*** Opening of Data under study ***
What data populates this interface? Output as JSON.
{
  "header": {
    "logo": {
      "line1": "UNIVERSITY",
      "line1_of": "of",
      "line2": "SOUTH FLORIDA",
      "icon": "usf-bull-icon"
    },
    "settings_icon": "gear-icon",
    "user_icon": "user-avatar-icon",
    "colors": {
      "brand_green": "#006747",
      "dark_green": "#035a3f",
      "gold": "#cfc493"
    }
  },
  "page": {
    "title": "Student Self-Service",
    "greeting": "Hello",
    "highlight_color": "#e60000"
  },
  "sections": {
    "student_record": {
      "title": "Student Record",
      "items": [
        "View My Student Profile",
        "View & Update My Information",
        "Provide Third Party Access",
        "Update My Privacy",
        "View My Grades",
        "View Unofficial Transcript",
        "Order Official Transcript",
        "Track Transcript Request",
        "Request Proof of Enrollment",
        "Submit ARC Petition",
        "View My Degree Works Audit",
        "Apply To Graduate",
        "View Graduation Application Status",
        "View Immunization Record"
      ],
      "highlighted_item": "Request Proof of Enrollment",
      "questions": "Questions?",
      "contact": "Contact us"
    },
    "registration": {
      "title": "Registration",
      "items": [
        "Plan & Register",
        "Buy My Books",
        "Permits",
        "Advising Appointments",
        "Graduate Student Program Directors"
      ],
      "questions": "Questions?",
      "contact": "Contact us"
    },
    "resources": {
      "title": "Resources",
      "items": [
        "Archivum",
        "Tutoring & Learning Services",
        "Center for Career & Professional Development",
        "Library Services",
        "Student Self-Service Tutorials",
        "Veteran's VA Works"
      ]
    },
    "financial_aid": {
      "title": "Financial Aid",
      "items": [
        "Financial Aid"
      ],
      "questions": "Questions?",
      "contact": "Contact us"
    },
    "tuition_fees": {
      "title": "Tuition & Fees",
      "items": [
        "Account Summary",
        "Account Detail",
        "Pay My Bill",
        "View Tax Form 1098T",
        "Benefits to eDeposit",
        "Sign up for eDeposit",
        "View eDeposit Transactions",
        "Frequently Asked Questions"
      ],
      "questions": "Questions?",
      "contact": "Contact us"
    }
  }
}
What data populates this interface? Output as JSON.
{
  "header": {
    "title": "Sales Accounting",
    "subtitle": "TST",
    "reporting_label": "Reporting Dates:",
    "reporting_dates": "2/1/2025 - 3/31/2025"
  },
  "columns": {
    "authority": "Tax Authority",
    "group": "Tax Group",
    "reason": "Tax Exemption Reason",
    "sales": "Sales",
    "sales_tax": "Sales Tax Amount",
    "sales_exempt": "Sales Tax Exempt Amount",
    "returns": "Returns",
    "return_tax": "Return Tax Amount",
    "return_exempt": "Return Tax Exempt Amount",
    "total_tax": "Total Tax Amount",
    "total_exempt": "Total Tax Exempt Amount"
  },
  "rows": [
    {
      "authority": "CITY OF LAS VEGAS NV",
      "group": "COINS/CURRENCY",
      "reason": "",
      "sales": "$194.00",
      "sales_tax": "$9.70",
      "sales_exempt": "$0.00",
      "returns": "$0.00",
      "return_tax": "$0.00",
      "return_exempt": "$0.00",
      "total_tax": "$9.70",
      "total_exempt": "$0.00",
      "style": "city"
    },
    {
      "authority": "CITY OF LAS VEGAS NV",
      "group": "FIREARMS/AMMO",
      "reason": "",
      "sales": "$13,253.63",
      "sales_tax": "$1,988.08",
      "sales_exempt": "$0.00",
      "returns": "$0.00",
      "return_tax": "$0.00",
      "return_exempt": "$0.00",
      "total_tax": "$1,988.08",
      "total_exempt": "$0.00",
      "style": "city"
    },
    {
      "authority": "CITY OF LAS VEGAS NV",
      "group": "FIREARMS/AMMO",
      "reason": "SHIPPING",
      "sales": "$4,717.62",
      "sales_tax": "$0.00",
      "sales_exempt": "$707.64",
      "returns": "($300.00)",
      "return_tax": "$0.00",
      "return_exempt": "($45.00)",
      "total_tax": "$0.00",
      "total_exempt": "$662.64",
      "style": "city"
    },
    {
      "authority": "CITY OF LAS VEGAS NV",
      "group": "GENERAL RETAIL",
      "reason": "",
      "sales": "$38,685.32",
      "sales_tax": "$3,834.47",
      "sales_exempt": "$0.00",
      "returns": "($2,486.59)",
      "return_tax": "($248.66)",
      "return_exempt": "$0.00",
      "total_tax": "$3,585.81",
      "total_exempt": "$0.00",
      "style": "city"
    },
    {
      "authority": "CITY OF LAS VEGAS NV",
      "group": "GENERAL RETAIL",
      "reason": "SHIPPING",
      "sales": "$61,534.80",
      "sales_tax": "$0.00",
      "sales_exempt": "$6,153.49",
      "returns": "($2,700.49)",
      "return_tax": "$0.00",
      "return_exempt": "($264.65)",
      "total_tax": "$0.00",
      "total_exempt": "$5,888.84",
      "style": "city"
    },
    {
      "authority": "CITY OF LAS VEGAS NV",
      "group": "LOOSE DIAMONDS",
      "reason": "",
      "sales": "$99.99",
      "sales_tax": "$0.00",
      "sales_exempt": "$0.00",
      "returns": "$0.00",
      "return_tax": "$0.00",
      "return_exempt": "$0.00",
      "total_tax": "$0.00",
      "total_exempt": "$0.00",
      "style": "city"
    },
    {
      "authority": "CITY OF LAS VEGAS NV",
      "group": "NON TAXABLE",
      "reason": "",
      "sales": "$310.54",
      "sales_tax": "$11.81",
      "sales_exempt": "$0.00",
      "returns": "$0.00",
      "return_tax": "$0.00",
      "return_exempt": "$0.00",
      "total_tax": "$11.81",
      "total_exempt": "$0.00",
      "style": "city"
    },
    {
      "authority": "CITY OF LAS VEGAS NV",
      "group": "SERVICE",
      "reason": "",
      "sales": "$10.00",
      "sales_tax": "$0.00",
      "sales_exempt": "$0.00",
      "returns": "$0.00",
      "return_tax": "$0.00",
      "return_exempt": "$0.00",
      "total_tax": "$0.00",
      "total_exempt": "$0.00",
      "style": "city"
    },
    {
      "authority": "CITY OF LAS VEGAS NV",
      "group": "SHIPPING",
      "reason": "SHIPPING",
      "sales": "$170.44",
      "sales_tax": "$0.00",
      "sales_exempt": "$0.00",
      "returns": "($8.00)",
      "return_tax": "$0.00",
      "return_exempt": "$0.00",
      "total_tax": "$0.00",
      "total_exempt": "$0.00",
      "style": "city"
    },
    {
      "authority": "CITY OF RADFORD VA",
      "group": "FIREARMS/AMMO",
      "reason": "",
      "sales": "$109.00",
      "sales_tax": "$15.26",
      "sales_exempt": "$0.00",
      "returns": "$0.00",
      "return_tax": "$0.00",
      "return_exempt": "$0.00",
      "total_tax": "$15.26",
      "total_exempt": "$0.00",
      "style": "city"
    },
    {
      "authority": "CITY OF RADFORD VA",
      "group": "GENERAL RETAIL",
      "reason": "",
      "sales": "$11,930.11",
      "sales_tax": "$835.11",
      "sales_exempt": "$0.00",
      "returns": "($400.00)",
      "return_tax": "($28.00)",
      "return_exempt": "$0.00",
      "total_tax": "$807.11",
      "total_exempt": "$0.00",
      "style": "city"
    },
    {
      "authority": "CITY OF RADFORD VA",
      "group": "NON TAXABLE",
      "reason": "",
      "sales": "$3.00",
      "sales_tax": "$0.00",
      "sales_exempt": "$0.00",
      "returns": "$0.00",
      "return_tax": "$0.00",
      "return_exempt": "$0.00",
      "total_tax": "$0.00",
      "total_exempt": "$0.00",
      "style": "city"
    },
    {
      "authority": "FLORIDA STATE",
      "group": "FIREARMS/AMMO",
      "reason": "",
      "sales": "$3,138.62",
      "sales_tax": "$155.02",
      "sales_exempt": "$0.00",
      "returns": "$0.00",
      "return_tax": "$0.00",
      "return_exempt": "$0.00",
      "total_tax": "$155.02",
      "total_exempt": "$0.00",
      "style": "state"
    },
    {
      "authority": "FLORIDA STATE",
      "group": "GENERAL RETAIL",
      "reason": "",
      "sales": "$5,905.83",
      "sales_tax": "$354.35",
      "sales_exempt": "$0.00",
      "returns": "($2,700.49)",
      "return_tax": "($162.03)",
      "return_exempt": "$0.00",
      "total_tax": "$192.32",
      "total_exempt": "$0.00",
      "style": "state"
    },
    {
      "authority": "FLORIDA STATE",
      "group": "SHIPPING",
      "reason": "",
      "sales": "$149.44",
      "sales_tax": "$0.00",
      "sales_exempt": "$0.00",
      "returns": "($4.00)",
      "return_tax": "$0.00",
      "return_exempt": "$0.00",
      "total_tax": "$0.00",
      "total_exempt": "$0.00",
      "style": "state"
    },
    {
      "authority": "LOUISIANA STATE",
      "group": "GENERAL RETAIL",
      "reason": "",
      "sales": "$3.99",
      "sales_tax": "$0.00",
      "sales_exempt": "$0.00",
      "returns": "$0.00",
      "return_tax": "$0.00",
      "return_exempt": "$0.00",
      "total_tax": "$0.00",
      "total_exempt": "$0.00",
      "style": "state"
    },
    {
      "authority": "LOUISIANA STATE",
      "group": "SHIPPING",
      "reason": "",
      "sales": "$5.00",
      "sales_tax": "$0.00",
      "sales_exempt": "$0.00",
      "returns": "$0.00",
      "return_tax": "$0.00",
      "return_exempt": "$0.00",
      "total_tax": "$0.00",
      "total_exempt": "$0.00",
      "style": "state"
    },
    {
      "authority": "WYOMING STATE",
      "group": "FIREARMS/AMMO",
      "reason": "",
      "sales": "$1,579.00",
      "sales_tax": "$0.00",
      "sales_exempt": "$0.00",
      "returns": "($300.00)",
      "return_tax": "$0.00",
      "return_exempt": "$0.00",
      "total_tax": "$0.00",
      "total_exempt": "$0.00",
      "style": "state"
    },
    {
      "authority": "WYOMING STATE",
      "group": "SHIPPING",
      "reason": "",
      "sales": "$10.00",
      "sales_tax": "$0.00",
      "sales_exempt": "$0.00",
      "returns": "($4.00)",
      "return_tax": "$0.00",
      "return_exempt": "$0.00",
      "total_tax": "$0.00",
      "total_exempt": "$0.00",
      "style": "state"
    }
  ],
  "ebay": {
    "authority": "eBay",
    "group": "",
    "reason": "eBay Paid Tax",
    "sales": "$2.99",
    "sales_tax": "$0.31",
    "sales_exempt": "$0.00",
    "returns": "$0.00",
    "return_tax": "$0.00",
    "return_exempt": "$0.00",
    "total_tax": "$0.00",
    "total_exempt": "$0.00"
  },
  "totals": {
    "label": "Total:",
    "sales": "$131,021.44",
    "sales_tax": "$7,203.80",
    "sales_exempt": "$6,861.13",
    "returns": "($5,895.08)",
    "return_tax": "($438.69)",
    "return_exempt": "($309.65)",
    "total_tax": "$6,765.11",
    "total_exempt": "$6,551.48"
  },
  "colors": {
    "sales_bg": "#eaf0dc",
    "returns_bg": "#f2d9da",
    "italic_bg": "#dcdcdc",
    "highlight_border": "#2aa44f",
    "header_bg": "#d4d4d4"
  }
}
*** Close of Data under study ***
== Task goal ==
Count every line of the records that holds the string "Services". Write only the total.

== Written response ==
2